▸ **Task goal**:
Across the data below, state how many lines hold "icon", and reply with nothing but that number.

(Interface dataset entries)
------------------------
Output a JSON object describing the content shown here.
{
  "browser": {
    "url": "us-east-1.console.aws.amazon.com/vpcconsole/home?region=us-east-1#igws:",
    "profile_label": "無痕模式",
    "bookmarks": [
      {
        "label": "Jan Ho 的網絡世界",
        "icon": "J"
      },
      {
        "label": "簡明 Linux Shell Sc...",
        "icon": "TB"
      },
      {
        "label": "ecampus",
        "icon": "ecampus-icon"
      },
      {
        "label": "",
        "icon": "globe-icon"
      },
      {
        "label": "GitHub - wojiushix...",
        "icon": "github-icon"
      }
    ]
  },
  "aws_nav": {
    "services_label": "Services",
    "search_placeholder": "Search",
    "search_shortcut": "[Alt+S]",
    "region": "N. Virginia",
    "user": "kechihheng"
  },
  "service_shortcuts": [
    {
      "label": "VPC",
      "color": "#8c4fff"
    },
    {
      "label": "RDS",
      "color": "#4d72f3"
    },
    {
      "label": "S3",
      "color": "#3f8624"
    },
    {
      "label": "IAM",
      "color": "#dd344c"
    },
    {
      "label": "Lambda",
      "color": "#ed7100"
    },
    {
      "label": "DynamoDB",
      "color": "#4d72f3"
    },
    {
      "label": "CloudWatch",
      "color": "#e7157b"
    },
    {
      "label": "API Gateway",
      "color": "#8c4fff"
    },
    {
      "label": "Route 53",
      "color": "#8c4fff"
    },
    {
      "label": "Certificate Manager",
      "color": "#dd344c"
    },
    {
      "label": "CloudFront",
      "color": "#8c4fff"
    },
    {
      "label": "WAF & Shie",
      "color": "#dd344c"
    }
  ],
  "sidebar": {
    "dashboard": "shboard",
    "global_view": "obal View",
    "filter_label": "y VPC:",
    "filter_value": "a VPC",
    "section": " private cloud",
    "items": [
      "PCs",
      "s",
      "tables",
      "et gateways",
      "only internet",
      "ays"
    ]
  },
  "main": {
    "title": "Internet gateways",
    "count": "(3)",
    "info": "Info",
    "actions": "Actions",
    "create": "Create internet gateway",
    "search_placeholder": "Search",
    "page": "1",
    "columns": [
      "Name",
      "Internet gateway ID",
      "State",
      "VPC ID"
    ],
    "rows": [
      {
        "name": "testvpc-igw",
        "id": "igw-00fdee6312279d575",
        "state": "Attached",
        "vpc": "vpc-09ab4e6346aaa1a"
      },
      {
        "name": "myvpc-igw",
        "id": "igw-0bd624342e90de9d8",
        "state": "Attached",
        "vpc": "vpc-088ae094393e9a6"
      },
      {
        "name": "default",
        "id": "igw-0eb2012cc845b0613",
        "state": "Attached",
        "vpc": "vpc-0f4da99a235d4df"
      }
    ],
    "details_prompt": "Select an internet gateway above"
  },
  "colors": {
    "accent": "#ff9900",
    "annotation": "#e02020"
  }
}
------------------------
▸ **Answer section**:
5